Services in telepathy-python are built off the service publishing built into dbus-python. However, to make implementing services easier, telepathy-python already provides interfaces and abstract base classes with all of the method decoration required already supplied.

12.2.1. Implementing a D-Bus Object

telepathy-python provides interfaces and abstract base classes for most Telepathy services you need to implement in the telepathy.server namespace. To implement a D-Bus object which can be published on the bus, you just need to subclass as many of these classes as required for the interfaces provided by your particular object.

Example 12-8 demonstrates publishing an Observer on the bus that implements Client.Observer and DBus.Properties.

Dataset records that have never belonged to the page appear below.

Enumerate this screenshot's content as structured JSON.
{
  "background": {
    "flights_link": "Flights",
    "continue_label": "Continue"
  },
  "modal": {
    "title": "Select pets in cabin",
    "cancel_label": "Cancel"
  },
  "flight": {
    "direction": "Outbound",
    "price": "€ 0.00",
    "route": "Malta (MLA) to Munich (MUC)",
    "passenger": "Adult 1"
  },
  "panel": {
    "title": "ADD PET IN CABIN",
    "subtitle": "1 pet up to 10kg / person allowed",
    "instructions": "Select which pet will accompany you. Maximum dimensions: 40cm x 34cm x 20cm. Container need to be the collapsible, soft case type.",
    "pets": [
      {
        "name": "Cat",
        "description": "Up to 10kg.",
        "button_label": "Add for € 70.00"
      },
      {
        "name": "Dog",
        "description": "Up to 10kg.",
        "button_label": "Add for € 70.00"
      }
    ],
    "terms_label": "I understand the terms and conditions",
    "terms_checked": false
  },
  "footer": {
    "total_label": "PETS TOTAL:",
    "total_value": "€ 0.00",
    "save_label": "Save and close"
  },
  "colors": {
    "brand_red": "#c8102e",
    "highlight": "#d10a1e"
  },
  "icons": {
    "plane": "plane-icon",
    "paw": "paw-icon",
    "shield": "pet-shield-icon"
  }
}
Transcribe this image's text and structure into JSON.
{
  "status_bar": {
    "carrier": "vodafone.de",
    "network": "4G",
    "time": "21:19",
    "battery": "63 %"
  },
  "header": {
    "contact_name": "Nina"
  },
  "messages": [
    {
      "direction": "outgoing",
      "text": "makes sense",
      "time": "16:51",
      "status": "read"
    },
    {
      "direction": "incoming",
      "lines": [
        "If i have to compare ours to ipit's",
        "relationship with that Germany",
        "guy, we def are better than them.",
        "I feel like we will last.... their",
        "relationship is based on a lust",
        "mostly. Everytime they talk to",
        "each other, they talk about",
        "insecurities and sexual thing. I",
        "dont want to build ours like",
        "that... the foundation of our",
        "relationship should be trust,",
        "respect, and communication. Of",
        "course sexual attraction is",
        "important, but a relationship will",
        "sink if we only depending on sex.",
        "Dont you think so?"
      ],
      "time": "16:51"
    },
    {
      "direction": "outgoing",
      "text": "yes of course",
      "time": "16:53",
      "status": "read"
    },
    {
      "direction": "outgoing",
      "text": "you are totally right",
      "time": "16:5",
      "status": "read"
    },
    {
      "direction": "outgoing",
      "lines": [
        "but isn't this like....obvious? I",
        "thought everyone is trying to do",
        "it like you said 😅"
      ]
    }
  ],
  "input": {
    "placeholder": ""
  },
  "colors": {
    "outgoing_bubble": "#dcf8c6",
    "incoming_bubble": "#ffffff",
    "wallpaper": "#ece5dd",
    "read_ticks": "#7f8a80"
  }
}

Example 12-8Implementing Client.Observer and D-Bus Properties
class ExampleObserver(telepathy.server.Observer,

    def __init__(self, *args):
        telepathy.server.Observer.__init__(self, *args)

        self._implement_property_get(CLIENT, {
            'Interfaces': lambda: [ CLIENT_OBSERVER ],
        self._implement_property_get(CLIENT_OBSERVER, {
            'ObserverChannelFilter': lambda: dbus.Array([
                    }, signature='sv')
                ], signature='a{sv}')

    def ObserveChannels(self, account, connection, channels, dispatch_operation,
                        requests_satisfied, observer_info):
        print "Incoming channels on %s:" % (connection)
        for object, props in channels:
            print " - %s :: %s" % (props[CHANNEL + '.ChannelType'],
                                   props[CHANNEL + '.TargetID'])

Complete Source Code

The ObserveChannels method is already decorated with dbus.service.method by the telepathy.server.ClientObserver parent class, so doesn't need to be decorated in your subclass. However, we can redecorate the method if we want to change any of the parameters to dbus.service.method (e.g. using async_callbacks, which is useful when you need to emit a signal after returning from a D-Bus call). When doing this, the input and output signatures need to be provided again. See Example 12-9.

Emitting Signals after 'Returning'

Many times, the Telepathy specification requires a service to return from a method call before emitting any signals. The async_callbacks parameter to the dbus.service.method decorator is how to implement this.

See Example 12-9 for an example.

Example 12-9Redecorating a Method Call
    in_signature='a{sv}', out_signature='boa{sv}',
    async_callbacks=('_success', '_error'))
def EnsureChannel(self, request, _success, _error):

    # code goes here

    # return success over D-Bus
    _success(yours, channel._object_path, props)

    # emit a signal

12.2.2. Publishing an Object on the Bus

Publishing a Telepathy object on the bus is just like publishing any other object with dbus-python. Example 12-10 shows publishing our example Observer on the session bus.

Example 12-10Publishing a Client on the Bus
def publish(client_name):
    bus_name = '.'.join ([CLIENT, client_name])
    object_path = '/' + bus_name.replace('.', '/')

    bus_name = dbus.service.BusName(bus_name, bus=dbus.SessionBus())

    ExampleObserver(bus_name, object_path)

Complete Source Code

12.2.3. D-Bus Properties

D-Bus properties are handled via the telepathy.server.DBusProperties base class, which your class should inherit from.

Call the method _implement_property_get to provide a dictionary of the properties for a given interface. Properties are provided as Python callables, so static properties can be defined using lambda. See Example 12-8 for an example.